(Data to process):
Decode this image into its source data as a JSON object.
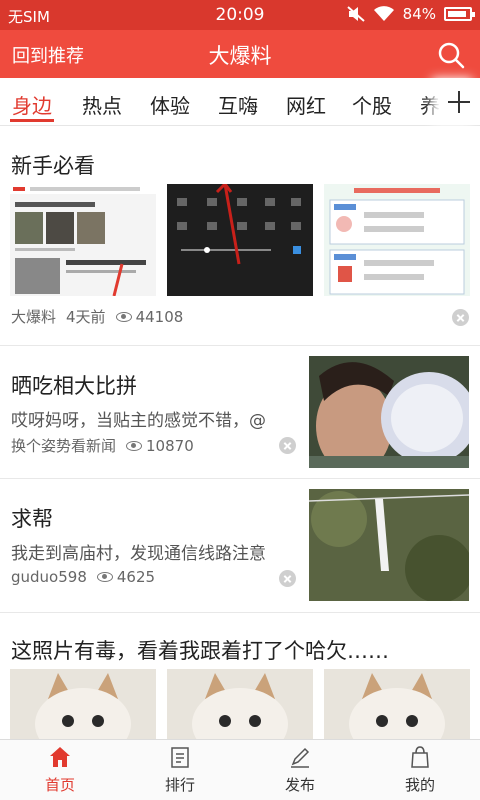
{
  "status_bar": {
    "carrier": "无SIM",
    "time": "20:09",
    "battery": "84%",
    "icons": [
      "mute-icon",
      "wifi-icon",
      "battery-icon"
    ]
  },
  "header": {
    "back_label": "回到推荐",
    "title": "大爆料",
    "search_icon": "search-icon",
    "bg_color": "#ef4b3e"
  },
  "tabs": {
    "items": [
      "身边",
      "热点",
      "体验",
      "互嗨",
      "网红",
      "个股",
      "养"
    ],
    "active_index": 0,
    "add_icon": "plus-icon",
    "accent_color": "#e13a2f"
  },
  "feed": [
    {
      "title": "新手必看",
      "source": "大爆料",
      "time": "4天前",
      "views": "44108",
      "images": [
        "screenshot-news-app",
        "screenshot-settings",
        "screenshot-red-packet"
      ]
    },
    {
      "title": "晒吃相大比拼",
      "snippet": "哎呀妈呀，当贴主的感觉不错，@",
      "source": "换个姿势看新闻",
      "views": "10870",
      "image": "woman-drinking-from-bowl"
    },
    {
      "title": "求帮",
      "snippet": "我走到高庙村，发现通信线路注意",
      "source": "guduo598",
      "views": "4625",
      "image": "hanging-sign-on-wire"
    },
    {
      "title": "这照片有毒，看着我跟着打了个哈欠……",
      "images": [
        "yawning-cat",
        "yawning-cat",
        "yawning-cat"
      ]
    }
  ],
  "bottom_nav": {
    "items": [
      {
        "label": "首页",
        "icon": "home-icon"
      },
      {
        "label": "排行",
        "icon": "ranking-icon"
      },
      {
        "label": "发布",
        "icon": "pencil-icon"
      },
      {
        "label": "我的",
        "icon": "bag-icon"
      }
    ],
    "active_index": 0
  }
}
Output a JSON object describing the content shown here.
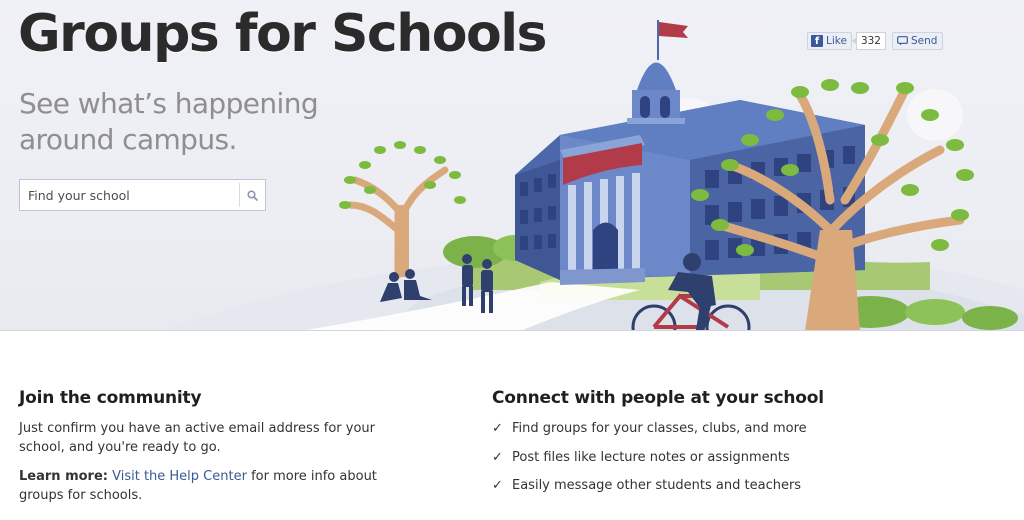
{
  "hero": {
    "title": "Groups for Schools",
    "subtitle": "See what’s happening around campus.",
    "search": {
      "placeholder": "Find your school",
      "icon": "search-icon"
    }
  },
  "social": {
    "like_label": "Like",
    "like_count": "332",
    "send_label": "Send"
  },
  "join": {
    "heading": "Join the community",
    "body": "Just confirm you have an active email address for your school, and you're ready to go.",
    "learn_more_label": "Learn more:",
    "help_link": "Visit the Help Center",
    "learn_more_suffix": " for more info about groups for schools."
  },
  "connect": {
    "heading": "Connect with people at your school",
    "check_icon": "✓",
    "items": [
      "Find groups for your classes, clubs, and more",
      "Post files like lecture notes or assignments",
      "Easily message other students and teachers"
    ]
  },
  "colors": {
    "link": "#3b5998",
    "building": "#5b77b7",
    "banner": "#b23b4a",
    "leaves": "#7cbb3f",
    "trunk": "#d9a97c"
  }
}
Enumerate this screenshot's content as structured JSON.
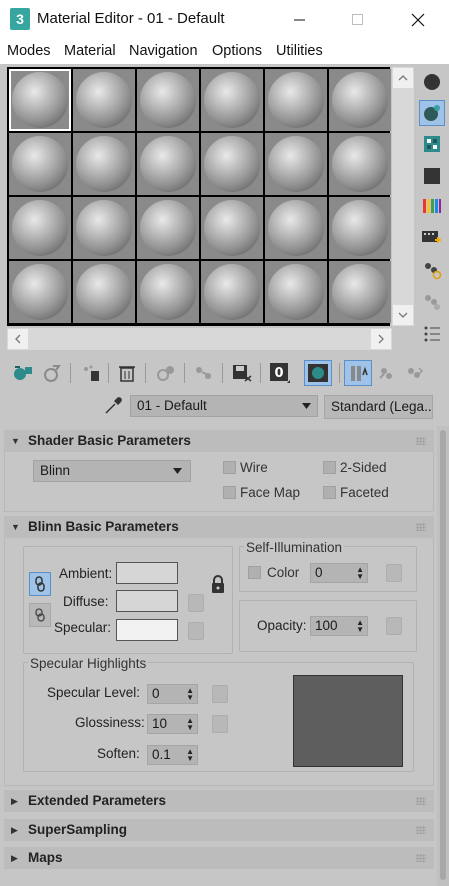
{
  "window": {
    "title": "Material Editor - 01 - Default",
    "app_icon": "3",
    "minimize_icon": "minimize-icon",
    "maximize_icon": "maximize-icon",
    "close_icon": "close-icon"
  },
  "menu": [
    "Modes",
    "Material",
    "Navigation",
    "Options",
    "Utilities"
  ],
  "sample_slots": {
    "rows": 4,
    "columns": 6,
    "active_index": 0
  },
  "material": {
    "name": "01 - Default",
    "type": "Standard (Lega..."
  },
  "shader_rollout": {
    "title": "Shader Basic Parameters",
    "shader": "Blinn",
    "wire": "Wire",
    "two_sided": "2-Sided",
    "face_map": "Face Map",
    "faceted": "Faceted"
  },
  "blinn_rollout": {
    "title": "Blinn Basic Parameters",
    "ambient_label": "Ambient:",
    "diffuse_label": "Diffuse:",
    "specular_label": "Specular:",
    "ambient_color": "#d6d6d6",
    "diffuse_color": "#d6d6d6",
    "specular_color": "#f2f2f2",
    "self_illum_title": "Self-Illumination",
    "color_label": "Color",
    "self_illum_value": "0",
    "opacity_label": "Opacity:",
    "opacity_value": "100",
    "spec_highlights_title": "Specular Highlights",
    "spec_level_label": "Specular Level:",
    "spec_level_value": "0",
    "glossiness_label": "Glossiness:",
    "glossiness_value": "10",
    "soften_label": "Soften:",
    "soften_value": "0.1",
    "highlight_curve_color": "#5e5e5e"
  },
  "collapsed_rollouts": [
    "Extended Parameters",
    "SuperSampling",
    "Maps"
  ]
}
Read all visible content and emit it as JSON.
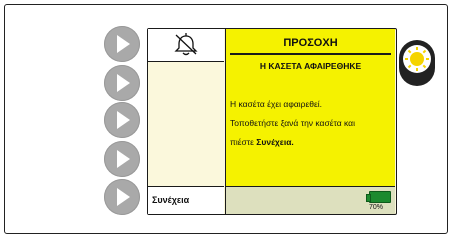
{
  "side_buttons": [
    {
      "icon": "play-triangle-icon"
    },
    {
      "icon": "play-triangle-icon"
    },
    {
      "icon": "play-triangle-icon"
    },
    {
      "icon": "play-triangle-icon"
    },
    {
      "icon": "play-triangle-icon"
    }
  ],
  "header": {
    "icon": "muted-bell-icon",
    "title": "ΠΡΟΣΟΧΗ"
  },
  "alert": {
    "subtitle": "Η ΚΑΣΕΤΑ ΑΦΑΙΡΕΘΗΚΕ",
    "line1": "Η κασέτα έχει αφαιρεθεί.",
    "line2": "Τοποθετήστε ξανά την κασέτα και",
    "line3_prefix": "πιέστε ",
    "line3_bold": "Συνέχεια."
  },
  "softkey": {
    "label": "Συνέχεια"
  },
  "battery": {
    "percent": "70%",
    "color": "#1c8a2e"
  },
  "indicator": {
    "icon": "alarm-light-icon",
    "color": "#f5d400"
  },
  "colors": {
    "screen_yellow": "#f5f200",
    "side_button": "#a9a9a9"
  }
}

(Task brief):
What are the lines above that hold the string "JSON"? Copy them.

(Result below):
Decode this image into its source data as a JSON object.
Output a JSON object describing the content shown here.
Enumerate this screenshot's content as structured JSON.
Read all visible content and emit it as JSON.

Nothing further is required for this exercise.